The point is that integrating the two newsrooms has changed the old ways of doing things in separate silos. We have deliberately tried to break down the barriers of who does what, and instead create an environment where people from both print and Web backgrounds are all part of the storytelling process.
As you might expect, a lot of multimedia packages are planned in advance. That might mean a couple of days, or it might mean months.
When choosing the stories that will be enhanced with interactive graphics, audio or video, Times editors give priority to stories that:
- “Lend themselves particularly well to visual translation or explication;
- “Have strong characters whose voices we can bring to life for readers; or
- “Have data we have gathered in the process of reporting and can share.”
That list provides a very nice measurement tool that all of us can use.
It’s so important to realize that just because someone had a camera and got some video or some stills, it doesn’t mean the story warrants the time it’s going to take to process — to edit and produce — a multimedia component.

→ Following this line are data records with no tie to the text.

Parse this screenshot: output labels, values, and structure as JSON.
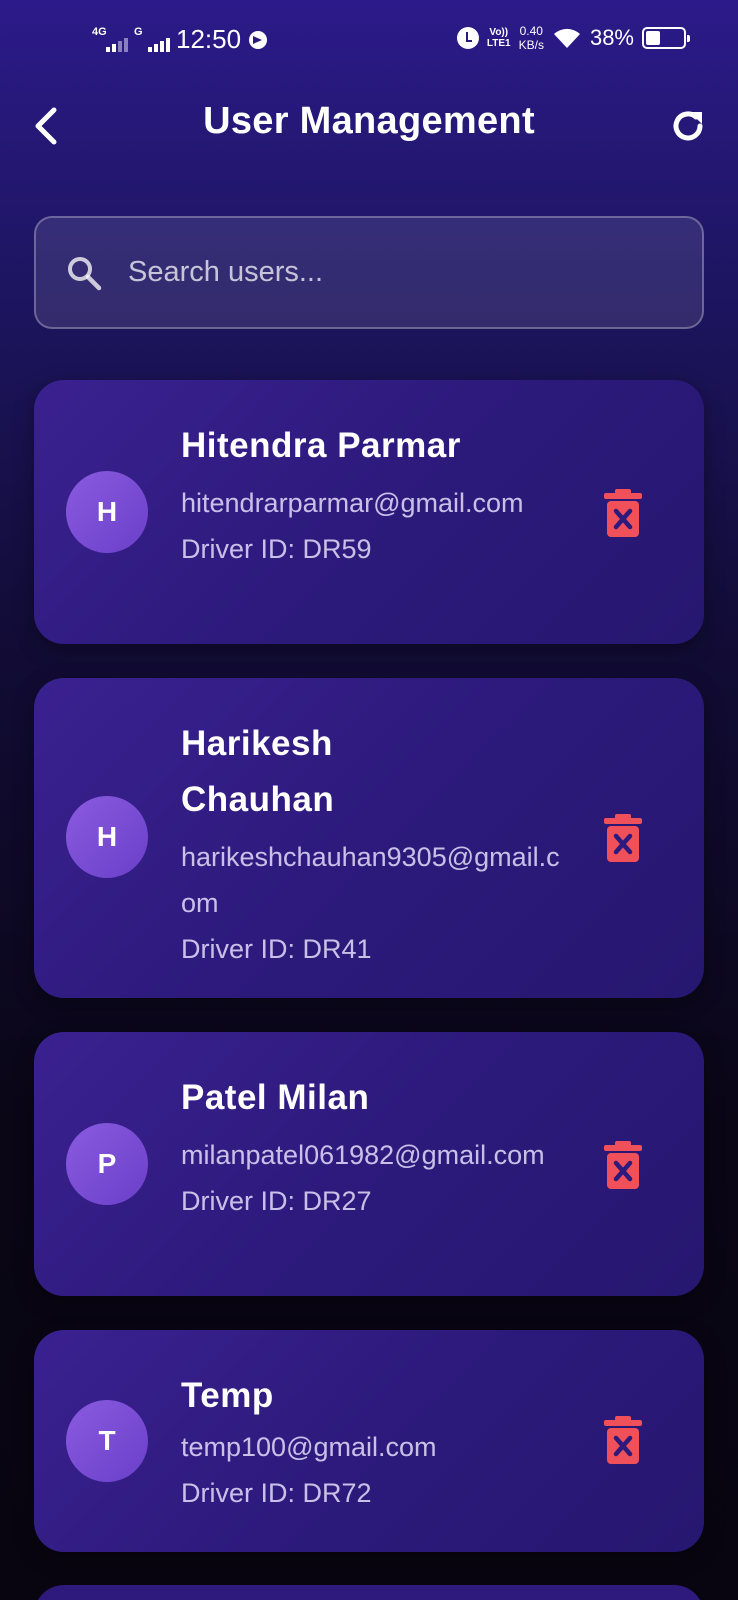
{
  "status_bar": {
    "network1": "4G",
    "network2": "G",
    "time": "12:50",
    "volte_top": "Vo))",
    "volte_bottom": "LTE1",
    "speed_value": "0.40",
    "speed_unit": "KB/s",
    "battery": "38%",
    "battery_level": 0.38
  },
  "header": {
    "title": "User Management"
  },
  "search": {
    "placeholder": "Search users..."
  },
  "users": [
    {
      "initial": "H",
      "name": "Hitendra Parmar",
      "email": "hitendrarparmar@gmail.com",
      "driver_id": "Driver ID: DR59"
    },
    {
      "initial": "H",
      "name": "Harikesh Chauhan",
      "email": "harikeshchauhan9305@gmail.com",
      "driver_id": "Driver ID: DR41"
    },
    {
      "initial": "P",
      "name": "Patel Milan",
      "email": "milanpatel061982@gmail.com",
      "driver_id": "Driver ID: DR27"
    },
    {
      "initial": "T",
      "name": "Temp",
      "email": "temp100@gmail.com",
      "driver_id": "Driver ID: DR72"
    }
  ],
  "colors": {
    "accent": "#3a2190",
    "delete": "#f0505a"
  }
}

Just because someone in your newsroom has a particular skill or talent and says, “I want to — ” doesn’t mean that anyone else in the world is going to think that’s an interesting story.
In these days when we are still feeling our way, when the world has changed and we are still adapting to our new environment, there is a tendency to say, “Let’s try it!” with perhaps too little deliberation. (I think that is less true at The New York Times than at some other news organizations.) It’s really important to manage the limited resources available in today’s newsrooms so that journalists can produce stories that help prove to audiences that journalism is relevant and does have value to them in their daily lives.
Set priorities and weigh the shelf-life of these time-consuming projects.
Produce lots of multimedia journalism! But choose the right stories.